Strickland went, to the hall, where he found Alice.
“Come to the fire! I’ve been watching the snow, but it is so white and thick and still it fair frightens me! Davie told you that Alexander has come?”
“Yes. From Edinburgh to-day.”
“Yes. He left London as soon as he had our letters.”
She stood opposite him, a bright and bonny lass, with a look of her mother, but with more beauty. The light from the burning logs deepened the gold in her hair, as the warmth made more vivid the rose of her cheek. She owned a warm and laughing heart, a natural goodness. Strickland, who had watched and taught her since she was a slip of a child, had for her a great fondness.
Jamie entered the hall. “Father’s awake now, but Aunt Grizel and Tibbie Ross will not tell him Alexander’s come until they’ve given him something to eat.” He came to the fire and stood, his blue eyes glinting light. “It’s fine to see Alexander! The whole place feels different!”

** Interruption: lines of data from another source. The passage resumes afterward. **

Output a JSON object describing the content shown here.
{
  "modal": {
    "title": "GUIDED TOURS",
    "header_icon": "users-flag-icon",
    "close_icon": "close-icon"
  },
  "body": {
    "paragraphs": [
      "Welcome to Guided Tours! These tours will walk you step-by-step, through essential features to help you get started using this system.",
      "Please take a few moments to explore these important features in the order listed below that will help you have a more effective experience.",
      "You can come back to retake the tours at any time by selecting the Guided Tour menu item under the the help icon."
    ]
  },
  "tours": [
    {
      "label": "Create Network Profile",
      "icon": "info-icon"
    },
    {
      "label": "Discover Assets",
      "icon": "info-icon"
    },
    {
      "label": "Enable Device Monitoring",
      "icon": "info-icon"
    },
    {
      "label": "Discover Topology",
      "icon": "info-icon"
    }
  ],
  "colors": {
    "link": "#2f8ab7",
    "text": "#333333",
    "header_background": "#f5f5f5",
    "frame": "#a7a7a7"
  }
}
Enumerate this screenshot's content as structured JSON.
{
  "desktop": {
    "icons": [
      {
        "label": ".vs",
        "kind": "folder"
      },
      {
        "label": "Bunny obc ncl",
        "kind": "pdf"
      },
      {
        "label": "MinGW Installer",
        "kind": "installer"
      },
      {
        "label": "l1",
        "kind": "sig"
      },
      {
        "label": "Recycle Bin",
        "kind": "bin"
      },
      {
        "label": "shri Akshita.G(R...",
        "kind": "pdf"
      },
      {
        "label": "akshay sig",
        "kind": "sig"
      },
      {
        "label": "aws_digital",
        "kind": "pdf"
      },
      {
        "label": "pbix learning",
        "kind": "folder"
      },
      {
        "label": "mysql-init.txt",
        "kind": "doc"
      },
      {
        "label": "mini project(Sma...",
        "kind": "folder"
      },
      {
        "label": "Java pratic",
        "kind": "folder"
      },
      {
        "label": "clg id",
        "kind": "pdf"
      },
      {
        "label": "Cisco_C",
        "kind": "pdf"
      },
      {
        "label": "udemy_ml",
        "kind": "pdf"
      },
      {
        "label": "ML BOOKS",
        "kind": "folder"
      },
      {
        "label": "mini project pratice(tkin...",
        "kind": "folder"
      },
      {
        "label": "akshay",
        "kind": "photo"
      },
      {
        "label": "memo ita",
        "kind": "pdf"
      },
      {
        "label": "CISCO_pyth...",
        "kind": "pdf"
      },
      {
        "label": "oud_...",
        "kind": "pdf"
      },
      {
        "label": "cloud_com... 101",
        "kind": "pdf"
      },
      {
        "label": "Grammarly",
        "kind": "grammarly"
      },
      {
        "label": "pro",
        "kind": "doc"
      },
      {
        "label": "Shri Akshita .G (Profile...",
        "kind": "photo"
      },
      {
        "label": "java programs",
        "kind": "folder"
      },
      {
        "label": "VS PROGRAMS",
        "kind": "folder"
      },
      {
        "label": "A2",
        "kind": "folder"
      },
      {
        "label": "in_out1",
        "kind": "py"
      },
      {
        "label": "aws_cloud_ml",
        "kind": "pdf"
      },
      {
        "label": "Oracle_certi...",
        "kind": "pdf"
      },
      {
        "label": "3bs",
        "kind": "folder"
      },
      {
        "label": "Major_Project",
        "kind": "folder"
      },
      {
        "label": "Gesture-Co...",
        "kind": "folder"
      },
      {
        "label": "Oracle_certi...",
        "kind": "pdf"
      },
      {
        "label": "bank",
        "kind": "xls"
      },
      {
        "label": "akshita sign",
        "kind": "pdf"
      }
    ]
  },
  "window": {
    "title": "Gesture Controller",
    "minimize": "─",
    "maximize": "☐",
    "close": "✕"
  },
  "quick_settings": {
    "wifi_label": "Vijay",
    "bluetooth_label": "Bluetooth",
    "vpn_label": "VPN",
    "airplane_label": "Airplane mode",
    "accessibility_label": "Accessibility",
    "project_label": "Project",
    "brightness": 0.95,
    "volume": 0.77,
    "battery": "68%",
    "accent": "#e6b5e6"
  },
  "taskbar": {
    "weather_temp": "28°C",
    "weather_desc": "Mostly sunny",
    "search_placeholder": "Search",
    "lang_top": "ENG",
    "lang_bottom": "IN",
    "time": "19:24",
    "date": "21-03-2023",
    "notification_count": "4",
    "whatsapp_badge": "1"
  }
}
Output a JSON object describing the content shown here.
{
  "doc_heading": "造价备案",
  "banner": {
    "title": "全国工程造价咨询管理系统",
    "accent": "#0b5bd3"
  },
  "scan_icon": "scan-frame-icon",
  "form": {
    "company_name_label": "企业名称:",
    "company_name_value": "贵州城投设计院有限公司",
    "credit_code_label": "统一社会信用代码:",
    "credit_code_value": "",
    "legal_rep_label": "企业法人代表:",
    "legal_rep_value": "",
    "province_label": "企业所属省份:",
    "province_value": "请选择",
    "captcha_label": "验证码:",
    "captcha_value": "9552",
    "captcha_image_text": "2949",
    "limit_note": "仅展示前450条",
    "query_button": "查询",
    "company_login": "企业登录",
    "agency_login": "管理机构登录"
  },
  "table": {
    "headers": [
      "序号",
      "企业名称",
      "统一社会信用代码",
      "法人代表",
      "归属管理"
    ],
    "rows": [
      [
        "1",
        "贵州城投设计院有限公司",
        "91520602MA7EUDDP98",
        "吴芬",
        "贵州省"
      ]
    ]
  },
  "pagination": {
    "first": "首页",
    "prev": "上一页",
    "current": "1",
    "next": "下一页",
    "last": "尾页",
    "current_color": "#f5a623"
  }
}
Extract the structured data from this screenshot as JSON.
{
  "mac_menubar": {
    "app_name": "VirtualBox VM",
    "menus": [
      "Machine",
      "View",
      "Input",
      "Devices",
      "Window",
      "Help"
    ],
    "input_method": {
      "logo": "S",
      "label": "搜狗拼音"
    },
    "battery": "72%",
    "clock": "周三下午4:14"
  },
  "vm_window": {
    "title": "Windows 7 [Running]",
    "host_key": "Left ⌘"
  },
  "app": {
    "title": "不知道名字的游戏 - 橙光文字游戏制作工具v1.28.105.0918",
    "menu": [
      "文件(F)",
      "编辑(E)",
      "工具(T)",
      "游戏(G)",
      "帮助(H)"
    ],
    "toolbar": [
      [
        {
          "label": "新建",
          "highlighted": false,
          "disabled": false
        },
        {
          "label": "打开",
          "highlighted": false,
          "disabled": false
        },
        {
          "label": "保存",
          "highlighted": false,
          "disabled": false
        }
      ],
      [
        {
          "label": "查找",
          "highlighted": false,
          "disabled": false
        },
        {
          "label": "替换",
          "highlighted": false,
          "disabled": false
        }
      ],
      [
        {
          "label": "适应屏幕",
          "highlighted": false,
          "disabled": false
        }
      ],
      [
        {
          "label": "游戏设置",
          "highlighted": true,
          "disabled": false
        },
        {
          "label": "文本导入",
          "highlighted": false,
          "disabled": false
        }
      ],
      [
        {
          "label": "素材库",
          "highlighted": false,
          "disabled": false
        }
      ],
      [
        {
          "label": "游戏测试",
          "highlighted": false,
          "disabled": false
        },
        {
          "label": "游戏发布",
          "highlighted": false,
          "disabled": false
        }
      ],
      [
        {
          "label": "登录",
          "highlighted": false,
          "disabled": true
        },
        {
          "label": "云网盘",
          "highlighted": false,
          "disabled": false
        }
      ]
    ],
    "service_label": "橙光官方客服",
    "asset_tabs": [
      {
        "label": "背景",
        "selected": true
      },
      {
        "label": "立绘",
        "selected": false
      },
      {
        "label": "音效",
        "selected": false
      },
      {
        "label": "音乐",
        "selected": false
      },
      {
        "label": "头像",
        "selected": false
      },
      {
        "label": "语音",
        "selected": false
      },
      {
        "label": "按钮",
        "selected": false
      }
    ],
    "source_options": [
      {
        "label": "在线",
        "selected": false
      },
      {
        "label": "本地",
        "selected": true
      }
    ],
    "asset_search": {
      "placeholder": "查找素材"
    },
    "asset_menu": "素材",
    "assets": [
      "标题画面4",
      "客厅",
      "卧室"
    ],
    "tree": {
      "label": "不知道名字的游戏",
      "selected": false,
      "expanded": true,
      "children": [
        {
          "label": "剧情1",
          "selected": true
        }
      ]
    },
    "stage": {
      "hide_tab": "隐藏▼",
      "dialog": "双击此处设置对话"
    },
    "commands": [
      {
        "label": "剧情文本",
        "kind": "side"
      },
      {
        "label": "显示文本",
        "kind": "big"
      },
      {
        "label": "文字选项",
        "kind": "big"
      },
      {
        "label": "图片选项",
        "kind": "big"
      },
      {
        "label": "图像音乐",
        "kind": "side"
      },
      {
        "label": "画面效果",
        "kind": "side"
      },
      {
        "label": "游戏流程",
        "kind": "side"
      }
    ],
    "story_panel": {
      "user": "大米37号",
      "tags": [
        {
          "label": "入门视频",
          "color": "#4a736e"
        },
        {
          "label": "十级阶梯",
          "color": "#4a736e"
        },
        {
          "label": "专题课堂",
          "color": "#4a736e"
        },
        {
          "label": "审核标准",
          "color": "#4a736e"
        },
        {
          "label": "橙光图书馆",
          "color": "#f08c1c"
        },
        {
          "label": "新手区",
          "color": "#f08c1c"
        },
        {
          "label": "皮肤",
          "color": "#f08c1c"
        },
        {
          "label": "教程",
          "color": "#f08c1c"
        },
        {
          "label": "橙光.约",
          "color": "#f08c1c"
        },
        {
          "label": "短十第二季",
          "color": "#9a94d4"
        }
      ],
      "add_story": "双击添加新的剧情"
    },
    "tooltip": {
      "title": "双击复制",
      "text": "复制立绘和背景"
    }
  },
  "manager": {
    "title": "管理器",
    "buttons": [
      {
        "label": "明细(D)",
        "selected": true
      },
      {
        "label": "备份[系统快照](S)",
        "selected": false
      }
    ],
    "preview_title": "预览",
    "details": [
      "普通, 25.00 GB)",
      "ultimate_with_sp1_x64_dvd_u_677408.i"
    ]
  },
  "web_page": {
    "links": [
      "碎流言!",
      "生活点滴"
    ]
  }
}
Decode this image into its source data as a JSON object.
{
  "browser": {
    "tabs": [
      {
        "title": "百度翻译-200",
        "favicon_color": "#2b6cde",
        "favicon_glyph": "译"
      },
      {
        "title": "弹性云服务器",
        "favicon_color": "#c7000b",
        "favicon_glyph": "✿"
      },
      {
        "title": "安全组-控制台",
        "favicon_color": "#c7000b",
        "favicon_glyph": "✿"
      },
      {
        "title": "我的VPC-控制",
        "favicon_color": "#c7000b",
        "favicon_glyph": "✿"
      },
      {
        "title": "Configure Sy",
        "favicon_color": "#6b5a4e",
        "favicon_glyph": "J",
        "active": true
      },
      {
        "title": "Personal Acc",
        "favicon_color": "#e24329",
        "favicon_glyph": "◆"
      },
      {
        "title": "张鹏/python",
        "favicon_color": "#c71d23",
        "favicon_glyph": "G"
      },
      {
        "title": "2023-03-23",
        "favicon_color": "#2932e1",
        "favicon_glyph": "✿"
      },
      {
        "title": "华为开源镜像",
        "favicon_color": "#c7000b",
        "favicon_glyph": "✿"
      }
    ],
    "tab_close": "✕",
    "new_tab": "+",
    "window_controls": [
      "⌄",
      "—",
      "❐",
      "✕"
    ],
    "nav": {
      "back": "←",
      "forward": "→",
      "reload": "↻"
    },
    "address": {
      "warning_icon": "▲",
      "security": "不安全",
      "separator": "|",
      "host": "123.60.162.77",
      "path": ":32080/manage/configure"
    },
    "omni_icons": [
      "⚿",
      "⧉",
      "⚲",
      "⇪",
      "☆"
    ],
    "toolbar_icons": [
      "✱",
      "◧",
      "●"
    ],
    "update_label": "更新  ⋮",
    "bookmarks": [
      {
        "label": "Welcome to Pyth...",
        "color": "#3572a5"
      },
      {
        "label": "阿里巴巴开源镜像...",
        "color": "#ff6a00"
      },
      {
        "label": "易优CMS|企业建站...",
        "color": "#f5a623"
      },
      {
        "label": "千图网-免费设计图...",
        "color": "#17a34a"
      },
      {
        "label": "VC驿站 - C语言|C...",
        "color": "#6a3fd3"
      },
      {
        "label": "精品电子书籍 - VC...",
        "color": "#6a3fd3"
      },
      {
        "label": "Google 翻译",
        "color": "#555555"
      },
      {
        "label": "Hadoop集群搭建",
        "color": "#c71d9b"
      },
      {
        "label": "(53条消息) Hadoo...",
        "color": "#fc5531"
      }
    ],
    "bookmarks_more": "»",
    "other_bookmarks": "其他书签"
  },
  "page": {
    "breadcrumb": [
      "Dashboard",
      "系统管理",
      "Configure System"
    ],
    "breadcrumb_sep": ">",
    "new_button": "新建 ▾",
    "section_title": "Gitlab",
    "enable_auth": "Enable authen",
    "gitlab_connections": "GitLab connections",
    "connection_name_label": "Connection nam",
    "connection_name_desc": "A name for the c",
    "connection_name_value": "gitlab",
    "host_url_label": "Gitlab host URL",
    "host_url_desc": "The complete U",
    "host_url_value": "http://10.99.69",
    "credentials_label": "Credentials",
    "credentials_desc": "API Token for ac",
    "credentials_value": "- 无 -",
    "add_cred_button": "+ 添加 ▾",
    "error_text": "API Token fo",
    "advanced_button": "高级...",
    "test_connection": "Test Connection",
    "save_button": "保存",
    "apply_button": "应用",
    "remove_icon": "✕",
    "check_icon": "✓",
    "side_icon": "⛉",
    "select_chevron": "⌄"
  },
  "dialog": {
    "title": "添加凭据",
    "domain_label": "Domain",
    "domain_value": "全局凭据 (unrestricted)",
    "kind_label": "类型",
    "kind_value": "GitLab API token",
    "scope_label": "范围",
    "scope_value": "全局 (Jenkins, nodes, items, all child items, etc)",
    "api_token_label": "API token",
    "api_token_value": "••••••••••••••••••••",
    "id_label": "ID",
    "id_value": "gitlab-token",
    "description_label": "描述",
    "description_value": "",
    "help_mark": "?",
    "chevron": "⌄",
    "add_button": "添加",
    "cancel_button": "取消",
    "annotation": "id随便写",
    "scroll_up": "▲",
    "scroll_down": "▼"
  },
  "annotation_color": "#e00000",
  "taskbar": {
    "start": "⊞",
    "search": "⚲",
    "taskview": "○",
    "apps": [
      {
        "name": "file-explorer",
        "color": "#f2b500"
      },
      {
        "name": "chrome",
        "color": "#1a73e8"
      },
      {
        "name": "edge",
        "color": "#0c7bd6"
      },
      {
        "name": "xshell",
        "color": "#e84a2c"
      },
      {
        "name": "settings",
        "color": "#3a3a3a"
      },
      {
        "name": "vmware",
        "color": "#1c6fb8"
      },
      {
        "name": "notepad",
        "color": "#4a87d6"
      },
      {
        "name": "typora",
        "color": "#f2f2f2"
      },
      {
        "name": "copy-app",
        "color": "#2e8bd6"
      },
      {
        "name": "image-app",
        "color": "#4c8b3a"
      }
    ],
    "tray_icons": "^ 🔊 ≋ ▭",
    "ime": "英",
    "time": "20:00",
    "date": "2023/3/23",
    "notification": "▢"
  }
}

“You’ve got a fine love for Alexander,” said Strickland. So long had he lived with the Jardines of Glenfernie that they had grown like own folk to him, and he to them. He looked very kindly at the young man, handsome, big, flushed with feeling. He did not say, “Now you’ll be going, Jamie, and he’ll be staying,” but the thought was in mind, and presently Alice gave it voice.
“He says that he has seen his earth, and that now he means to be a long time at home.”
Davie appeared. “Mr. Alexander has gone to the laird’s room. Mrs. Grizel wad have ye all come, too, sae be ye move saftly and sit dumb.”
The three went. The laird’s room was large and somewhat grimly bare. When his wife died he would have taken out every luxury. But a great fire burned on the hearth and gave a touch of redemption. A couch, too, had been brought in for the watcher at night, and a great flowered chair. In this now sat Mrs. Grizel Kerr, a pleasant, elderly, comely body, noted for her housewifery and her garden of herbs. Behind her, out of a shadowy corner, gleamed the white mutch of Tibbie Ross, the best nurse in that countryside. Jamie and Alice took two chairs that had been set for them near the bed. Strickland moved to the recess of a window. Outside the snow fell in very large flakes, large and many, straight and steady, there being no wind.
In a chair drawn close to the great bed, on a line with the sick man’s hand lying on the coverlet, sat the heir of Glenfernie. He sat leaning forward, with one hand near the hand of his father. The laird’s eyes were closed. He had been given a stimulant and he now lay gathering his powers that were not far from this life’s frontier. The curtains of the bed had been drawn quite back; propped by pillows into a half-sitting posture, he was plain to all in the room, in the ruddy light of the fire. A clock upon the wall ticked, ticked. Those in the room sat very still.